During the announcement, former head of Research in Motion Jim Balsillie, and hip-hop artist Kardinal Offishall were named as ambassadors to “encourage Canadians to get involved in the 150th anniversary celebrations.”
During the week Joly made a similar announcement in Montreal.
On March 18, Prime Minister Trudeau announced that he will recommend the appointment of seven new Senators to the Governor General. The new Senators will fill two vacancies in Manitoba, three in Ontario, and two in Quebec. The statement indicates that over the last three months, an “Independent Advisory Board for Senate Appointments” undertook “broad consultations” in Manitoba, Ontario, and Quebec and provided the Prime Minister with a number of non-binding recommendations. From that pool of candidates, the Prime Minister selected the seven new Senators he will recommend to the Governor General who he says are “independent.”
Trudeau also announced that he intends to appoint Peter Harder, the head of his “transition team,” as Government Representative in the Senate. Harder is one of the newly appointed “independent” Senators. His role will be to act as the Government’s Representative in the Senate to facilitate the introduction and consideration of Government legislation. He would also be sworn in as a Privy Councillor.
The seven individuals who will be recommended for appointment to the Senate are:
Raymonde Gagné (Manitoba) Former President of Université Saint-Boniface (USB) from 2003-2014. According to a profile on USB’s website during her time as President of USB “she worked to establish tighter controls and improved accountability while optimizing management and governance processes. In order to ensure a steady rate of enrollment, she developed a successful international recruitment strategy to attract students from the francophone countries of Africa and Europe.”
Justice Murray Sinclair (Manitoba) First Indigenous Judge appointed in Manitoba, and only the second in Canada. Co-Chair of Truth and Reconciliation Commission. Former Chief of Staff to former Manitoba NDP Premier Howard Pawley while he was Attorney General of Manitoba.

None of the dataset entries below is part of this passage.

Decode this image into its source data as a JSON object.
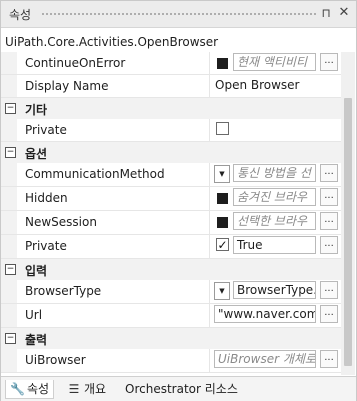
{
  "panel": {
    "title": "속성",
    "activity_name": "UiPath.Core.Activities.OpenBrowser"
  },
  "rows": {
    "continue_on_error": {
      "name": "ContinueOnError",
      "placeholder": "현재 액티비티"
    },
    "display_name": {
      "name": "Display Name",
      "value": "Open Browser"
    },
    "cat_misc": {
      "label": "기타"
    },
    "private_misc": {
      "name": "Private"
    },
    "cat_options": {
      "label": "옵션"
    },
    "communication_method": {
      "name": "CommunicationMethod",
      "placeholder": "통신 방법을 선"
    },
    "hidden": {
      "name": "Hidden",
      "placeholder": "숨겨진 브라우"
    },
    "new_session": {
      "name": "NewSession",
      "placeholder": "선택한 브라우"
    },
    "private_opt": {
      "name": "Private",
      "value": "True",
      "checked": true
    },
    "cat_input": {
      "label": "입력"
    },
    "browser_type": {
      "name": "BrowserType",
      "value": "BrowserType.C"
    },
    "url": {
      "name": "Url",
      "value": "\"www.naver.com\""
    },
    "cat_output": {
      "label": "출력"
    },
    "ui_browser": {
      "name": "UiBrowser",
      "placeholder": "UiBrowser 개체로"
    }
  },
  "common": {
    "ellipsis": "...",
    "collapse": "−",
    "check": "✓",
    "dropdown": "▼"
  },
  "tabs": [
    {
      "label": "속성",
      "icon": "wrench-icon"
    },
    {
      "label": "개요",
      "icon": "outline-icon"
    },
    {
      "label": "Orchestrator 리소스"
    }
  ],
  "title_icons": {
    "pin": "pin-icon",
    "close": "close-icon"
  }
}
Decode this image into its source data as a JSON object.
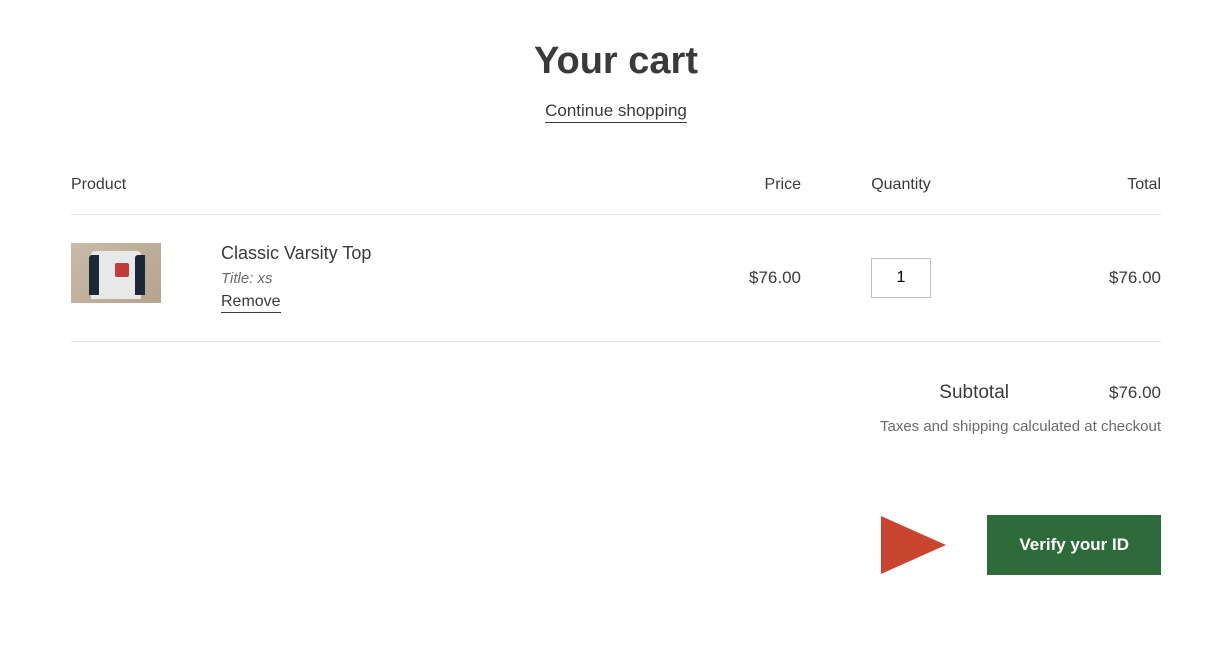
{
  "header": {
    "title": "Your cart",
    "continue_shopping_label": "Continue shopping"
  },
  "columns": {
    "product": "Product",
    "price": "Price",
    "quantity": "Quantity",
    "total": "Total"
  },
  "cart": {
    "items": [
      {
        "name": "Classic Varsity Top",
        "variant_label": "Title: xs",
        "remove_label": "Remove",
        "price": "$76.00",
        "quantity": "1",
        "line_total": "$76.00"
      }
    ]
  },
  "summary": {
    "subtotal_label": "Subtotal",
    "subtotal_value": "$76.00",
    "tax_note": "Taxes and shipping calculated at checkout"
  },
  "actions": {
    "verify_label": "Verify your ID"
  },
  "annotation": {
    "arrow_color": "#d9543f"
  }
}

V. Peter Harder (Ontario) Former Senior Policy Advisor to Dentons Canada LLP, one of the biggest law firms in the world. He is also head of the Canada-China Business Council. Prior to joining Dentons, Harder served in various Deputy Minister posts in the Government of Canada. First appointed a Deputy Minister in 1991, he served as the most senior public servant in a number of federal departments including Treasury Board, Solicitor General, Citizenship and Immigration, Industry and Foreign Affairs and International Trade.
Frances Lankin (Ontario) Former NDP MPP from 1990 to 2001. Lankin is also former president and CEO of United Way Toronto and was appointed Co-chair of the McGuinty government’s Social Assistance Review Commission that recently released a report about “transforming social assistance in Ontario.” The report sought to justify reducing social assistance benefits in various ways by restructuring the manner in which funds were allocated. Lankin was also a member of the Security Intelligence Review Committee which reviews the activities of CSIS from 2009 to 2016.
Ratna Omidvar (Ontario) Founding Executive Director and Adjunct Professor of the Global Diversity and Migration Exchange at the Ted Rogers School of Management, at Ryerson University. Chair of Lifeline Syria, a Toronto-based organization that works in resettling Syrian refugees in Canada. She is also a Director of the Centre for Mental Health and Addiction (CAMH), The Environics Institute, and Samara.
Chantal Petitclerc (Quebec) Paralympic wheelchair athlete and gold medalist in many Paralympic games.
André Pratte (Quebec) La Presse journalist and former editor-in-chief. In 2005, Pratte was among the group who signed the manifesto “For a clear-eyed vision of Quebec,” better known by the French title “Pour un Québec lucide” and critical of the social democratic so-called Quebec Model.